> Required action
Repeat each line of the records below exactly.

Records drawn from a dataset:
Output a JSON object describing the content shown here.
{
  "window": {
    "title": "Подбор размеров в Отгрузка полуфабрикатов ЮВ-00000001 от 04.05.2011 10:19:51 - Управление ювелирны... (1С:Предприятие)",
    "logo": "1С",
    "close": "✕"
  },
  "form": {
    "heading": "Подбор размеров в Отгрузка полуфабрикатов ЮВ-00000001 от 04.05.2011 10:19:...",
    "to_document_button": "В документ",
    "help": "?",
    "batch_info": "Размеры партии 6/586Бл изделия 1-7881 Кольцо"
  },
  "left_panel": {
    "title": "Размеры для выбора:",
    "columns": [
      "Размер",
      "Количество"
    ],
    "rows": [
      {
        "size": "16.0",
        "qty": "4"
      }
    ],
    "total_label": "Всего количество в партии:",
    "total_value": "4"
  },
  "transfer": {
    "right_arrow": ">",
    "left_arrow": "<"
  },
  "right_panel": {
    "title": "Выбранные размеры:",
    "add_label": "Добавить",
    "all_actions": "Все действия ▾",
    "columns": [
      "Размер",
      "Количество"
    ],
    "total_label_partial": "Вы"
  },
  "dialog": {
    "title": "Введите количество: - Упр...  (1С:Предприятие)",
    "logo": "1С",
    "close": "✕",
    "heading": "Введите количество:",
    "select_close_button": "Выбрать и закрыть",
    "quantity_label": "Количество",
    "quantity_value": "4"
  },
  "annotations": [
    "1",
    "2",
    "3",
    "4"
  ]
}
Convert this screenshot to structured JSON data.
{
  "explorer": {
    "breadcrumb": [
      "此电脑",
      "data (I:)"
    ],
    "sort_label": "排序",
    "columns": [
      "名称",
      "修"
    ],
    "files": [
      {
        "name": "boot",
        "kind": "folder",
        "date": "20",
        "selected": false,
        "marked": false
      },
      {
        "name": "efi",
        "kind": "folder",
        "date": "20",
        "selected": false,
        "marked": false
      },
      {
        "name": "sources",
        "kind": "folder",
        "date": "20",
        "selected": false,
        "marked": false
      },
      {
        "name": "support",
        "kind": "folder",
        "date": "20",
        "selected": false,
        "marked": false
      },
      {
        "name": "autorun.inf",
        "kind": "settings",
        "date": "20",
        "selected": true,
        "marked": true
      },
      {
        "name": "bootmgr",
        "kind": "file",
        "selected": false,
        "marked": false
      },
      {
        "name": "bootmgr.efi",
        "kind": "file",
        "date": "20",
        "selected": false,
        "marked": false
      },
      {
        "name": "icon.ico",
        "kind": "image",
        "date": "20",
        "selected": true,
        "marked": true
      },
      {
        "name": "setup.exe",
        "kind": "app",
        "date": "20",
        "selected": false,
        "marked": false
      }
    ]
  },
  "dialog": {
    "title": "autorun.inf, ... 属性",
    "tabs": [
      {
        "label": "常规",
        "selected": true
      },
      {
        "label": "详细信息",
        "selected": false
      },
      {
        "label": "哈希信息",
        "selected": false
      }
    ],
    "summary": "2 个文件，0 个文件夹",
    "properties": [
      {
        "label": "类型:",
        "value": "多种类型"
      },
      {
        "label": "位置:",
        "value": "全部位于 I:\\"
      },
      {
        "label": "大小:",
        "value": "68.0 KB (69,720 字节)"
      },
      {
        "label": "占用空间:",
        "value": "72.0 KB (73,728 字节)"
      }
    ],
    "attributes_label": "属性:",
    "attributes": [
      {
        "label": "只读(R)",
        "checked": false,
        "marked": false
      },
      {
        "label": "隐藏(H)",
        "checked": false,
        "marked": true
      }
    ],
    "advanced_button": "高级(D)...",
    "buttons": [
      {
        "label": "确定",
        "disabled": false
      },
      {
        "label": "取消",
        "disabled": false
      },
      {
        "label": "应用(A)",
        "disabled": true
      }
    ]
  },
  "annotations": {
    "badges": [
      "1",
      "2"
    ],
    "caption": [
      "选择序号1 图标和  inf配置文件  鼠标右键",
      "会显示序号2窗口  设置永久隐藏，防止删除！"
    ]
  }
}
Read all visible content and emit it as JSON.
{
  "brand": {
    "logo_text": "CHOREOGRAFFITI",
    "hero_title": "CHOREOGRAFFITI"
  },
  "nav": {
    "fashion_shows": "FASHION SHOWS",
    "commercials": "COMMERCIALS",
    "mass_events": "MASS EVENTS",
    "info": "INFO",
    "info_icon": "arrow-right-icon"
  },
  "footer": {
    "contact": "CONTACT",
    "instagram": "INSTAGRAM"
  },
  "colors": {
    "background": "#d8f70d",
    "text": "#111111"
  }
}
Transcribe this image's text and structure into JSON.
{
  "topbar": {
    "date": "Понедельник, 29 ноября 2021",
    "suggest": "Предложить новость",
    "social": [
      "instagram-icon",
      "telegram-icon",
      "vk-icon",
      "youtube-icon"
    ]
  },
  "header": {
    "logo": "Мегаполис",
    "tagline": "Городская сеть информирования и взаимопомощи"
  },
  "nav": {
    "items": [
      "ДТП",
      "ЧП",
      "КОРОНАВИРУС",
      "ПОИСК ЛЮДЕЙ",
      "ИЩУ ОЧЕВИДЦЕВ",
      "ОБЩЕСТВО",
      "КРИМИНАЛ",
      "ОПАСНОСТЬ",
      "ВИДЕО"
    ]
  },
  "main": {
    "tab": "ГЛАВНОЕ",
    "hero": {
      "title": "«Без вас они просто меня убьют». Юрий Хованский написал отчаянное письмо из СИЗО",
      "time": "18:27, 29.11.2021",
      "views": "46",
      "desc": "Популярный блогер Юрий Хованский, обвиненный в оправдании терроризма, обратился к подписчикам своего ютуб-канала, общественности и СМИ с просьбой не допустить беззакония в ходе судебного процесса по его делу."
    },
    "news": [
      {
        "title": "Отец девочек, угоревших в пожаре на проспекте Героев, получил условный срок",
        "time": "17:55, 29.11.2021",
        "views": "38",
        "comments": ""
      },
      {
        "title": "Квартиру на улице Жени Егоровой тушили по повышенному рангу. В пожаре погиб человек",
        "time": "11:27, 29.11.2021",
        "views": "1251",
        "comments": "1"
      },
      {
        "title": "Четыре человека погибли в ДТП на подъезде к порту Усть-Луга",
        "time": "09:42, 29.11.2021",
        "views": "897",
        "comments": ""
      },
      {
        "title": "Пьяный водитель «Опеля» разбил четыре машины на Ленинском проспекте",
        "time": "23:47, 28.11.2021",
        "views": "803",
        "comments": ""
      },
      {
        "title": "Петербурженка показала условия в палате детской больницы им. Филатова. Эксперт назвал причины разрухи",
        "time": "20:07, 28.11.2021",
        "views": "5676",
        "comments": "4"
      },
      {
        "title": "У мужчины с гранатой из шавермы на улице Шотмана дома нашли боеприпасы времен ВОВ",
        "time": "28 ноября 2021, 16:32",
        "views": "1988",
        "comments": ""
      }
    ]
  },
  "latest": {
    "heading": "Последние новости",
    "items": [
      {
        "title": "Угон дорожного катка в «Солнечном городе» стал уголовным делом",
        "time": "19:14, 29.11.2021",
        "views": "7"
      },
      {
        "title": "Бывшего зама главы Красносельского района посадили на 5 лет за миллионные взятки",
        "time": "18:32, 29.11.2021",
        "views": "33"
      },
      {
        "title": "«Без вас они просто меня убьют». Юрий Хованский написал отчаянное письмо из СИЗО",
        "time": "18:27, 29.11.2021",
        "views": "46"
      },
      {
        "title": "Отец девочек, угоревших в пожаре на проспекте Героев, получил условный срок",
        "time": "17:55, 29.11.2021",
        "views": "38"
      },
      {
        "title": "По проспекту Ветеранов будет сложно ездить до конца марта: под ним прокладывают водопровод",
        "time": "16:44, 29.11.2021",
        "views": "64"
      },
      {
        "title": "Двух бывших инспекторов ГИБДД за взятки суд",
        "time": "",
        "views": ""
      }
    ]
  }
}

> Reply
Output a JSON object describing the content shown here.
{
  "window": {
    "title": "Подбор размеров в Отгрузка полуфабрикатов ЮВ-00000001 от 04.05.2011 10:19:51 - Управление ювелирны... (1С:Предприятие)",
    "logo": "1С",
    "close": "✕"
  },
  "form": {
    "heading": "Подбор размеров в Отгрузка полуфабрикатов ЮВ-00000001 от 04.05.2011 10:19:...",
    "to_document_button": "В документ",
    "help": "?",
    "batch_info": "Размеры партии 6/586Бл изделия 1-7881 Кольцо"
  },
  "left_panel": {
    "title": "Размеры для выбора:",
    "columns": [
      "Размер",
      "Количество"
    ],
    "rows": [
      {
        "size": "16.0",
        "qty": "4"
      }
    ],
    "total_label": "Всего количество в партии:",
    "total_value": "4"
  },
  "transfer": {
    "right_arrow": ">",
    "left_arrow": "<"
  },
  "right_panel": {
    "title": "Выбранные размеры:",
    "add_label": "Добавить",
    "all_actions": "Все действия ▾",
    "columns": [
      "Размер",
      "Количество"
    ],
    "total_label_partial": "Вы"
  },
  "dialog": {
    "title": "Введите количество: - Упр...  (1С:Предприятие)",
    "logo": "1С",
    "close": "✕",
    "heading": "Введите количество:",
    "select_close_button": "Выбрать и закрыть",
    "quantity_label": "Количество",
    "quantity_value": "4"
  },
  "annotations": [
    "1",
    "2",
    "3",
    "4"
  ]
}
Convert this screenshot to structured JSON data.
{
  "explorer": {
    "breadcrumb": [
      "此电脑",
      "data (I:)"
    ],
    "sort_label": "排序",
    "columns": [
      "名称",
      "修"
    ],
    "files": [
      {
        "name": "boot",
        "kind": "folder",
        "date": "20",
        "selected": false,
        "marked": false
      },
      {
        "name": "efi",
        "kind": "folder",
        "date": "20",
        "selected": false,
        "marked": false
      },
      {
        "name": "sources",
        "kind": "folder",
        "date": "20",
        "selected": false,
        "marked": false
      },
      {
        "name": "support",
        "kind": "folder",
        "date": "20",
        "selected": false,
        "marked": false
      },
      {
        "name": "autorun.inf",
        "kind": "settings",
        "date": "20",
        "selected": true,
        "marked": true
      },
      {
        "name": "bootmgr",
        "kind": "file",
        "selected": false,
        "marked": false
      },
      {
        "name": "bootmgr.efi",
        "kind": "file",
        "date": "20",
        "selected": false,
        "marked": false
      },
      {
        "name": "icon.ico",
        "kind": "image",
        "date": "20",
        "selected": true,
        "marked": true
      },
      {
        "name": "setup.exe",
        "kind": "app",
        "date": "20",
        "selected": false,
        "marked": false
      }
    ]
  },
  "dialog": {
    "title": "autorun.inf, ... 属性",
    "tabs": [
      {
        "label": "常规",
        "selected": true
      },
      {
        "label": "详细信息",
        "selected": false
      },
      {
        "label": "哈希信息",
        "selected": false
      }
    ],
    "summary": "2 个文件，0 个文件夹",
    "properties": [
      {
        "label": "类型:",
        "value": "多种类型"
      },
      {
        "label": "位置:",
        "value": "全部位于 I:\\"
      },
      {
        "label": "大小:",
        "value": "68.0 KB (69,720 字节)"
      },
      {
        "label": "占用空间:",
        "value": "72.0 KB (73,728 字节)"
      }
    ],
    "attributes_label": "属性:",
    "attributes": [
      {
        "label": "只读(R)",
        "checked": false,
        "marked": false
      },
      {
        "label": "隐藏(H)",
        "checked": false,
        "marked": true
      }
    ],
    "advanced_button": "高级(D)...",
    "buttons": [
      {
        "label": "确定",
        "disabled": false
      },
      {
        "label": "取消",
        "disabled": false
      },
      {
        "label": "应用(A)",
        "disabled": true
      }
    ]
  },
  "annotations": {
    "badges": [
      "1",
      "2"
    ],
    "caption": [
      "选择序号1 图标和  inf配置文件  鼠标右键",
      "会显示序号2窗口  设置永久隐藏，防止删除！"
    ]
  }
}
Read all visible content and emit it as JSON.
{
  "brand": {
    "logo_text": "CHOREOGRAFFITI",
    "hero_title": "CHOREOGRAFFITI"
  },
  "nav": {
    "fashion_shows": "FASHION SHOWS",
    "commercials": "COMMERCIALS",
    "mass_events": "MASS EVENTS",
    "info": "INFO",
    "info_icon": "arrow-right-icon"
  },
  "footer": {
    "contact": "CONTACT",
    "instagram": "INSTAGRAM"
  },
  "colors": {
    "background": "#d8f70d",
    "text": "#111111"
  }
}
Transcribe this image's text and structure into JSON.
{
  "topbar": {
    "date": "Понедельник, 29 ноября 2021",
    "suggest": "Предложить новость",
    "social": [
      "instagram-icon",
      "telegram-icon",
      "vk-icon",
      "youtube-icon"
    ]
  },
  "header": {
    "logo": "Мегаполис",
    "tagline": "Городская сеть информирования и взаимопомощи"
  },
  "nav": {
    "items": [
      "ДТП",
      "ЧП",
      "КОРОНАВИРУС",
      "ПОИСК ЛЮДЕЙ",
      "ИЩУ ОЧЕВИДЦЕВ",
      "ОБЩЕСТВО",
      "КРИМИНАЛ",
      "ОПАСНОСТЬ",
      "ВИДЕО"
    ]
  },
  "main": {
    "tab": "ГЛАВНОЕ",
    "hero": {
      "title": "«Без вас они просто меня убьют». Юрий Хованский написал отчаянное письмо из СИЗО",
      "time": "18:27, 29.11.2021",
      "views": "46",
      "desc": "Популярный блогер Юрий Хованский, обвиненный в оправдании терроризма, обратился к подписчикам своего ютуб-канала, общественности и СМИ с просьбой не допустить беззакония в ходе судебного процесса по его делу."
    },
    "news": [
      {
        "title": "Отец девочек, угоревших в пожаре на проспекте Героев, получил условный срок",
        "time": "17:55, 29.11.2021",
        "views": "38",
        "comments": ""
      },
      {
        "title": "Квартиру на улице Жени Егоровой тушили по повышенному рангу. В пожаре погиб человек",
        "time": "11:27, 29.11.2021",
        "views": "1251",
        "comments": "1"
      },
      {
        "title": "Четыре человека погибли в ДТП на подъезде к порту Усть-Луга",
        "time": "09:42, 29.11.2021",
        "views": "897",
        "comments": ""
      },
      {
        "title": "Пьяный водитель «Опеля» разбил четыре машины на Ленинском проспекте",
        "time": "23:47, 28.11.2021",
        "views": "803",
        "comments": ""
      },
      {
        "title": "Петербурженка показала условия в палате детской больницы им. Филатова. Эксперт назвал причины разрухи",
        "time": "20:07, 28.11.2021",
        "views": "5676",
        "comments": "4"
      },
      {
        "title": "У мужчины с гранатой из шавермы на улице Шотмана дома нашли боеприпасы времен ВОВ",
        "time": "28 ноября 2021, 16:32",
        "views": "1988",
        "comments": ""
      }
    ]
  },
  "latest": {
    "heading": "Последние новости",
    "items": [
      {
        "title": "Угон дорожного катка в «Солнечном городе» стал уголовным делом",
        "time": "19:14, 29.11.2021",
        "views": "7"
      },
      {
        "title": "Бывшего зама главы Красносельского района посадили на 5 лет за миллионные взятки",
        "time": "18:32, 29.11.2021",
        "views": "33"
      },
      {
        "title": "«Без вас они просто меня убьют». Юрий Хованский написал отчаянное письмо из СИЗО",
        "time": "18:27, 29.11.2021",
        "views": "46"
      },
      {
        "title": "Отец девочек, угоревших в пожаре на проспекте Героев, получил условный срок",
        "time": "17:55, 29.11.2021",
        "views": "38"
      },
      {
        "title": "По проспекту Ветеранов будет сложно ездить до конца марта: под ним прокладывают водопровод",
        "time": "16:44, 29.11.2021",
        "views": "64"
      },
      {
        "title": "Двух бывших инспекторов ГИБДД за взятки суд",
        "time": "",
        "views": ""
      }
    ]
  }
}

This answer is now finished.